Many of the people who voted for Trump didn’t do so between cross burnings and trips to Hobby Lobby to procure materials for “God Hates Fags” signs. Many of the people who voted for Trump did so because their jobs are vanishing, their checkbooks are too light to avoid sleepless nights, and their communities are changing in ways that throw kerosene on the flames of fear. I see people in this Starbucks who, from a quick glance, may fit this bill. Older white men who look haggard and beaten down by the stresses of the vanishing working class. Older white men who see their values (which in many cases are also their daddy’s values, their grandaddy’s values, and so on), religious and otherwise, not only disappearing, but demonized by what they incorrectly attribute to encroaching “political correctness.” Older white men who (incorrectly) see the cultural openness being promoted and realized by progressive ideologies as a threat to their security and their livelihood.

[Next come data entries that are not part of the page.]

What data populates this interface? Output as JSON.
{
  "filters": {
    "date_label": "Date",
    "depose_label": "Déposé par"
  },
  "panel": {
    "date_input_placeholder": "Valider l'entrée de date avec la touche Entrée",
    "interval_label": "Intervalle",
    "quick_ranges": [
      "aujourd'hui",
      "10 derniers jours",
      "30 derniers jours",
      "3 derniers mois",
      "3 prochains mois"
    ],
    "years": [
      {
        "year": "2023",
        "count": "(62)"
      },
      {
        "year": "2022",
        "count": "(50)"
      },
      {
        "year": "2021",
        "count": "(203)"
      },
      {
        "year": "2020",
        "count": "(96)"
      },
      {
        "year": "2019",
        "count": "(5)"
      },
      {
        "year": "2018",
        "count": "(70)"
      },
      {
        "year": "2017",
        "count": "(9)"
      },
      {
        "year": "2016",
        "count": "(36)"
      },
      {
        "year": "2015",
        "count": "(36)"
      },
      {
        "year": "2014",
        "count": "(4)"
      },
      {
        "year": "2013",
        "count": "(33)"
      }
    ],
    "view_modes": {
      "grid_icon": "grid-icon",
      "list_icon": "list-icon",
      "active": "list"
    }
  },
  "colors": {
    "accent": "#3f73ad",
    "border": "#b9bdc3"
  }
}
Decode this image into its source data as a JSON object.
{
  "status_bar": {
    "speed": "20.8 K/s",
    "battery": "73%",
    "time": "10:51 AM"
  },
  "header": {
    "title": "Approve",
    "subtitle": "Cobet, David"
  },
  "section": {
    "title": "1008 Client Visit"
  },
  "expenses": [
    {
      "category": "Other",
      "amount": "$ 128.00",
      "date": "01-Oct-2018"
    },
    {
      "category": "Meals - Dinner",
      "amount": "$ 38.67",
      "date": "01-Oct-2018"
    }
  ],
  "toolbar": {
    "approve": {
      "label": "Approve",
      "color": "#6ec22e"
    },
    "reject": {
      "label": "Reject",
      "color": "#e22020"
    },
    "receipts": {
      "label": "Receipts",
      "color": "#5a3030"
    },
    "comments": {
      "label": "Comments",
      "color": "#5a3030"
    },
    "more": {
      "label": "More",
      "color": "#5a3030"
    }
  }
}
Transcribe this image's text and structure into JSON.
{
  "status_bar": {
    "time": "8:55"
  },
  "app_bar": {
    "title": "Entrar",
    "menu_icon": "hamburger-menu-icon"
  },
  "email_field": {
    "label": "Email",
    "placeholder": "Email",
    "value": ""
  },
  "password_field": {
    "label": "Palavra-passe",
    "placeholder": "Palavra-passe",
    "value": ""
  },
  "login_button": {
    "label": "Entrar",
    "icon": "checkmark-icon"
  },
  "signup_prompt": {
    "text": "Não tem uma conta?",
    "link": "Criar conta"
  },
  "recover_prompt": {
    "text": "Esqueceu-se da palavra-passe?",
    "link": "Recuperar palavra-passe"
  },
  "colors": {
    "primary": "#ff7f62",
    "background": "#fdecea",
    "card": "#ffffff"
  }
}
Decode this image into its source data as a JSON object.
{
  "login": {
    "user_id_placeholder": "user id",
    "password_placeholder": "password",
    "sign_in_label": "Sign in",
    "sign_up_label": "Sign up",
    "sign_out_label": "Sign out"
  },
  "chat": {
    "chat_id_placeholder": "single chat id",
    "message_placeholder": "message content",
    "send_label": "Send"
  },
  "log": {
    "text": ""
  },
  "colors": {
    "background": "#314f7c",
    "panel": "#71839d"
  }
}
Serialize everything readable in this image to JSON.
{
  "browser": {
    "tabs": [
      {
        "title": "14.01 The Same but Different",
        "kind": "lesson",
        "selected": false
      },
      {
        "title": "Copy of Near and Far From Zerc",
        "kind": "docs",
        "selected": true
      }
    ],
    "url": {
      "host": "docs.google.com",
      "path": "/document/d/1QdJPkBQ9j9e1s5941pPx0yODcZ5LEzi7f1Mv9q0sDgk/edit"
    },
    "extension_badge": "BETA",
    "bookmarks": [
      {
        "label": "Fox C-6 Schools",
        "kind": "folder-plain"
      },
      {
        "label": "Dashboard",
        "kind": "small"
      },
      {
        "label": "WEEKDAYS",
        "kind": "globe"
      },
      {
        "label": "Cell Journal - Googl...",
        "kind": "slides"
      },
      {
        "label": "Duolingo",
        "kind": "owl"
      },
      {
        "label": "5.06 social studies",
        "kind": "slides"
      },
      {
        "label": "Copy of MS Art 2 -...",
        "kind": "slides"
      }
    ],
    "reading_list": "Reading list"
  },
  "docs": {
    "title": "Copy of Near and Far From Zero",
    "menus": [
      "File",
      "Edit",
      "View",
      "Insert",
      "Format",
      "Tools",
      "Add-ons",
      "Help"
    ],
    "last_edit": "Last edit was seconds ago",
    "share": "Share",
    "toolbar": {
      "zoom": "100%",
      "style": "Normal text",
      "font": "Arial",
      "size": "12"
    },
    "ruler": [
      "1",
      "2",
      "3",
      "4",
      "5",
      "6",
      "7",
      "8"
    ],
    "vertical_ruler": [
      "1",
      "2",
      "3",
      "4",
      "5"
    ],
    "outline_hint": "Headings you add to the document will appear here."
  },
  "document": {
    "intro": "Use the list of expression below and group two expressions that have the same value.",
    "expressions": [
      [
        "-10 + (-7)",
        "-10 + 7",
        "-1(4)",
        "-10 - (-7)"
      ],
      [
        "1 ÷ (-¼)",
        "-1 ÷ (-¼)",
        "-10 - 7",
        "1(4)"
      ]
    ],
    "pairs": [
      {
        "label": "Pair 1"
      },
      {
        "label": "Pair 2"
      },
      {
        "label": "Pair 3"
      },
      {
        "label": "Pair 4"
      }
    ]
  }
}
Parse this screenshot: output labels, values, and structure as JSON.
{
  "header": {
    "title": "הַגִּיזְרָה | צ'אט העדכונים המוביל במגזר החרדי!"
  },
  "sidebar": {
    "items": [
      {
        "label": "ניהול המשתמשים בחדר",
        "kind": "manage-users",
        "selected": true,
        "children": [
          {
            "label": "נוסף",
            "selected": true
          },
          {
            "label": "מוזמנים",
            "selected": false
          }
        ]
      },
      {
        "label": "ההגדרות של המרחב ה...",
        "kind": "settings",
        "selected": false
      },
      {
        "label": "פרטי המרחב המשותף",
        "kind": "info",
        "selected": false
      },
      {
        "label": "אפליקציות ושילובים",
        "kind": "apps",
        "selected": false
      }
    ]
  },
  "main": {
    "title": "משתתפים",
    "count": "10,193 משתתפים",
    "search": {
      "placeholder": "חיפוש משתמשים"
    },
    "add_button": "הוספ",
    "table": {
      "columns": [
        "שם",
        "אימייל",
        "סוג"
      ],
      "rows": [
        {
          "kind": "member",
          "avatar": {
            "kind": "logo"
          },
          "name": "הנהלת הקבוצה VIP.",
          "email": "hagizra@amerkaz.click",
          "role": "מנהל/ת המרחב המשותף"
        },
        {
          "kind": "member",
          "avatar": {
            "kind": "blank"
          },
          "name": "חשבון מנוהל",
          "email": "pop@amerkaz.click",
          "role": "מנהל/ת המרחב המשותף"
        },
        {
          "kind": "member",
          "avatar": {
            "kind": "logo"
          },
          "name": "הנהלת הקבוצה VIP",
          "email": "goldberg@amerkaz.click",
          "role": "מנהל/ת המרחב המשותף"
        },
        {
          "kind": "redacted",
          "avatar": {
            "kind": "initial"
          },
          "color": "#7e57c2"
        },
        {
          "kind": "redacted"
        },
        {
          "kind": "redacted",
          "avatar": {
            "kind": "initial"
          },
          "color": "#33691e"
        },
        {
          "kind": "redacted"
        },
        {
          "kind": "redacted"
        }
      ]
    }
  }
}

While this isn’t an excuse for their prejudices, which ultimately fuel their decisions (like casting a vote for Donald Trump), it is more important to understand the anxiety that comes with changing times than to solely hold their feet to the coals.
One can still empathize with this fear while holding these people accountable for their decisions.
While I’m not making an effort to cast blame, the people of this nation did not, on the whole, vote for Donald Trump on Tuesday. 200 thousand more cast votes for Hillary Clinton, leaving her the victor in terms of popular vote. Direct democracy voted for Hillary Clinton. Representative democracy voted for Donald Trump. Sometimes that’s just the way it goes — in 2000, direct democracy voted for Al Gore and representative democracy voted for George W. Bush. But this is how the system works and it is improper (and honestly, hypocritical) to demonize the system when it doesn’t work in your favor and champion it when it does.
The election of Donald Trump is the last gasp of a dying culture in the United States, but that doesn’t mean we should rest on our laurels and just hope we’ll get it right next time. We need to focus on changing the culture that allowed Donald Trump to be elected and honestly, it starts with giving a damn. Donald Trump may be unstable in terms of his commitments, but he has made several positions very clear, once you sift away the narcissist rhetoric and the overuse of “okay?”
There will be people who suffer because of the Trump Administration and it is our job — not as liberals or progressives or conservatives or libertarians, or as Christians or atheists or Muslims or Jews, or as white or black or Latino or Asian, or as male or female, or rich or poor, or whatever — to understand that. Our obligation to others is to understand that bad things will happen and do everything in our power to ensure those blows are lessened, or if possible, those punches are kept from landing. We are only as strong as each other.
We need each other. A presidency is only four years (eight with the “rule of incumbency”). The divisions amongst ourselves last longer, if we let them.
Let’s start by giving each other a hug.
Featured image via Pixabay.